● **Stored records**
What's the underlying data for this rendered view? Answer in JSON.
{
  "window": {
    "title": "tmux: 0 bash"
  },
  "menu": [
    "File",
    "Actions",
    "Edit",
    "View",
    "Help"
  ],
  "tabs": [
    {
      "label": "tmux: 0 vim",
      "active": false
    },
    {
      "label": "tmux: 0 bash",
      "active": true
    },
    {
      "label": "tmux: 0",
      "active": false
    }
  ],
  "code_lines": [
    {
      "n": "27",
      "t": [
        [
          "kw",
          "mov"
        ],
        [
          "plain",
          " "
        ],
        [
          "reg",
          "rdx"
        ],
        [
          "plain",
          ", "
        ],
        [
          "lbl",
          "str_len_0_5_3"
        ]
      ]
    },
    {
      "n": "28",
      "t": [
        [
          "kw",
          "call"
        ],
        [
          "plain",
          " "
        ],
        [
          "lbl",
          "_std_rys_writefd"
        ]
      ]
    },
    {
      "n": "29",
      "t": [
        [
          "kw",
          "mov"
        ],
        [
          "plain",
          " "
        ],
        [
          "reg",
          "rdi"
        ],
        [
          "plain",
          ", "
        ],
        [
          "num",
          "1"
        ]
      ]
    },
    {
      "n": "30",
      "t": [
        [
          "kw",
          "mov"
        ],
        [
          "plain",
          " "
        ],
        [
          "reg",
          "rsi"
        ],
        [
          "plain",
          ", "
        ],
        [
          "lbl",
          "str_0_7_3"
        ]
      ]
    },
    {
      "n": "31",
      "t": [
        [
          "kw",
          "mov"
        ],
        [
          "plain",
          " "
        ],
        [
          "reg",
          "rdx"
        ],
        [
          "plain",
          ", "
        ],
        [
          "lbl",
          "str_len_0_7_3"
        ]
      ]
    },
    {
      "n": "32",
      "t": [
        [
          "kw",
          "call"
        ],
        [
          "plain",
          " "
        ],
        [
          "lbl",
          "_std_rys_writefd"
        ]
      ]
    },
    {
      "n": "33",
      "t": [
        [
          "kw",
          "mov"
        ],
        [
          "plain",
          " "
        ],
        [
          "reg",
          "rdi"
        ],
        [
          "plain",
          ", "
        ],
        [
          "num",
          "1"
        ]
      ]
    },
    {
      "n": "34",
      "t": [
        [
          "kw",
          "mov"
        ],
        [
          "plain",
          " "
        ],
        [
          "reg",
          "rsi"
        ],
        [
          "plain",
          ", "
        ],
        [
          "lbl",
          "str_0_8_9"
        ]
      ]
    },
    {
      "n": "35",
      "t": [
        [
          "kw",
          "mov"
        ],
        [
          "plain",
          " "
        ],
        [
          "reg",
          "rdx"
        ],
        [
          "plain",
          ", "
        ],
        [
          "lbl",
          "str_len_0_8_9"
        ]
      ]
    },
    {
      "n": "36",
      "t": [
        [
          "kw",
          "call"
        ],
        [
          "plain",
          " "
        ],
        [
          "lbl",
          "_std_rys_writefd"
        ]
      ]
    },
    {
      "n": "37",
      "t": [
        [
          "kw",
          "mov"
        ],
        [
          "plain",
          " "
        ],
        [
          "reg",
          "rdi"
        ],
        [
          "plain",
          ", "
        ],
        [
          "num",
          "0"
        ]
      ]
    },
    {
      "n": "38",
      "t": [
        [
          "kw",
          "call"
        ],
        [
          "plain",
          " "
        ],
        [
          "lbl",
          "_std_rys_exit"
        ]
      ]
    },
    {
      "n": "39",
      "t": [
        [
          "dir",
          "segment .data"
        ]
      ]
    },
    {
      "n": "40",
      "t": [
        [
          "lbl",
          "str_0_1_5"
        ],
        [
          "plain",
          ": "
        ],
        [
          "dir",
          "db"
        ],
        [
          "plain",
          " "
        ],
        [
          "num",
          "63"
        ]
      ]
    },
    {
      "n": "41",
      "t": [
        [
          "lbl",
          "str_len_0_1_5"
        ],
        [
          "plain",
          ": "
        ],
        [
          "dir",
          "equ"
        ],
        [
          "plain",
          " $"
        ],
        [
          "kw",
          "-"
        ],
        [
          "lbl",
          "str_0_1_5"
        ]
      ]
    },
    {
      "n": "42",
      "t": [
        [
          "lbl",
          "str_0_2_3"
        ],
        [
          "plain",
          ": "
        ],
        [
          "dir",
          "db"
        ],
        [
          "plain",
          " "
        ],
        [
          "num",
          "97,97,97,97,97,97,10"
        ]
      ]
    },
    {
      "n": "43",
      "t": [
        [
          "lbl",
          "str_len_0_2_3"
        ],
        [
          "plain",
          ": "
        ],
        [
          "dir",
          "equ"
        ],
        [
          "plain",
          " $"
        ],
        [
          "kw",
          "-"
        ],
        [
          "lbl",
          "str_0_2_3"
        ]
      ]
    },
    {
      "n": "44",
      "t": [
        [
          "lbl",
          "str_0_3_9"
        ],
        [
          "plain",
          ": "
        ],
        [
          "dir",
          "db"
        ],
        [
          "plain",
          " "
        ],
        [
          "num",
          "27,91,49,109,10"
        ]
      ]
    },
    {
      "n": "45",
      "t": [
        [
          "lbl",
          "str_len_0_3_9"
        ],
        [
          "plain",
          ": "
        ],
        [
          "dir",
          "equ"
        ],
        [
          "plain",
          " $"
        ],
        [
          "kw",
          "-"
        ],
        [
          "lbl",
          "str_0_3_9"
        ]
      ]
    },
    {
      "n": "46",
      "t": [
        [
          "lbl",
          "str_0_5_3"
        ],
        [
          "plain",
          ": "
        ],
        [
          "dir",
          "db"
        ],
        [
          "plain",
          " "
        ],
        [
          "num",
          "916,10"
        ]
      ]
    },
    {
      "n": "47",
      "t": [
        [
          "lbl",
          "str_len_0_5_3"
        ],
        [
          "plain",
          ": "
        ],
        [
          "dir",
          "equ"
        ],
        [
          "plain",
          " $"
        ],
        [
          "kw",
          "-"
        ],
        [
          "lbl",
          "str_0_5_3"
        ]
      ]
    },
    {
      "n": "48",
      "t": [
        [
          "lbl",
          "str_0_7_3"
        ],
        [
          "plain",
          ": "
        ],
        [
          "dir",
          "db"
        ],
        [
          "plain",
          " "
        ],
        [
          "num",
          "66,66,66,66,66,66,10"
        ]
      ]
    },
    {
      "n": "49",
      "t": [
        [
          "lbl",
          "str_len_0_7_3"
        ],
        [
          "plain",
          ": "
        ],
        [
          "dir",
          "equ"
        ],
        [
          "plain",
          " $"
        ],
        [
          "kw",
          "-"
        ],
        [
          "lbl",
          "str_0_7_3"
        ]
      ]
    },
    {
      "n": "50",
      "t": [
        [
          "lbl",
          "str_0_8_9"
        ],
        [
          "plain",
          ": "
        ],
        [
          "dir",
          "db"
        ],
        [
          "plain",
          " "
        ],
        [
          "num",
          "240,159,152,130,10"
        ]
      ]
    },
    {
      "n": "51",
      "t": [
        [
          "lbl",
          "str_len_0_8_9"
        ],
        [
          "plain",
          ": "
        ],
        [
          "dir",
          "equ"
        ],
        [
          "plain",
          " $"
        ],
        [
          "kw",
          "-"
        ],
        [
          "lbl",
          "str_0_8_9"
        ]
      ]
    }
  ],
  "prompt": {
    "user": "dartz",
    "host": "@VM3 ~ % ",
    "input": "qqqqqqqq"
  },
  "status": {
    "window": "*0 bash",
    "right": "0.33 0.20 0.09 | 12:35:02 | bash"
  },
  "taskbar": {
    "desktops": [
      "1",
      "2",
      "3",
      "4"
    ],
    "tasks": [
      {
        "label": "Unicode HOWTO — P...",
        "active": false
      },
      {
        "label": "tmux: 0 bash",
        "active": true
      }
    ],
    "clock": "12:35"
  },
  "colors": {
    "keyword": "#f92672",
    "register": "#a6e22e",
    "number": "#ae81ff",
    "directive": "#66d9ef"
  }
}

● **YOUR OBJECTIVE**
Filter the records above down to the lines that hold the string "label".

● **TASK SOLUTION**
      "label": "tmux: 0 vim",
      "label": "tmux: 0 bash",
      "label": "tmux: 0",
        "label": "Unicode HOWTO — P...",
        "label": "tmux: 0 bash",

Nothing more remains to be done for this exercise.